AUSTRALIA TRANSHIPMENT SERVICE
INCOTERMS 2020 revision
Nine years on from the last revision, the Incoterms 2020 text has been updated. There are still eleven rules and seven rules that can be used with any transport mode. No rules have been removed or added. One rule has been renamed.
WHAT HAS CHANGED?
FROM DAT to DPU
The DAT rule Delivered At Terminal has been renamed DPU Delivered at Place Unloaded. This name change underlines the fact that delivery can happen anywhere, and not just at a transport “terminal”. As with DAT, this is the only rule that requires the seller to unload the goods at their destination.
For the CIP rule (Carriage and Insurance Paid to), the level of cover required (unless otherwise specified in the agreement) is Institute Cargo Clauses (A), a higher level of cover than specified in Incoterms 2010, where the level of cover is Institute Cargo Clauses (C). For the CIF rule, there has been no change – the default level of cover remains at Institute Cargo Clauses (C). The reasoning here is that CIF is popular with commodities transactions, where this lower level of cover is widely accepted.
LETTER OF CREDIT AND BILL OF LADING
Incoterms 2020 tries to assist the seller when the FCA rule is used in conjunction with a letter of credit. The parties can agree that the buyer should instruct the carrier to issue the seller with a document such as an on-board bill of lading – something that banks often require under a letter of credit. This is clearly a “stopgap” solution to banks’ insistence on asking for on-board bills of lading for containers. It also does little to mitigate the underlying risk when allowing a buyer to arrange transport.
OWN VEHICLES CARTAGE

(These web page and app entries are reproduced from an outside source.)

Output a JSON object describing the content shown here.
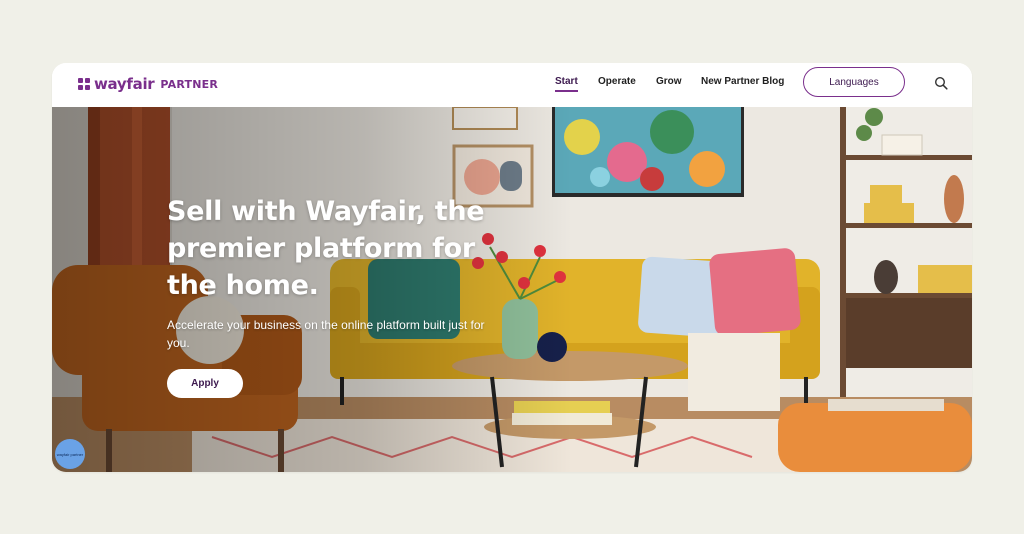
{
  "brand": {
    "logo_text": "wayfair",
    "logo_sub": "PARTNER",
    "accent_color": "#7a2f8c"
  },
  "nav": {
    "items": [
      {
        "label": "Start",
        "active": true
      },
      {
        "label": "Operate",
        "active": false
      },
      {
        "label": "Grow",
        "active": false
      },
      {
        "label": "New Partner Blog",
        "active": false
      }
    ],
    "languages_label": "Languages",
    "search_icon": "search-icon"
  },
  "hero": {
    "title_lines": [
      "Sell with Wayfair, the",
      "premier platform for",
      "the home."
    ],
    "subtitle": "Accelerate your business on the online platform built just for you.",
    "cta_label": "Apply"
  },
  "chat": {
    "label": "wayfair partner"
  }
}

The Incoterms 2020 rules now cover the situation where either the buyer or the seller transports the goods using their own vehicles, without engaging the services of a third party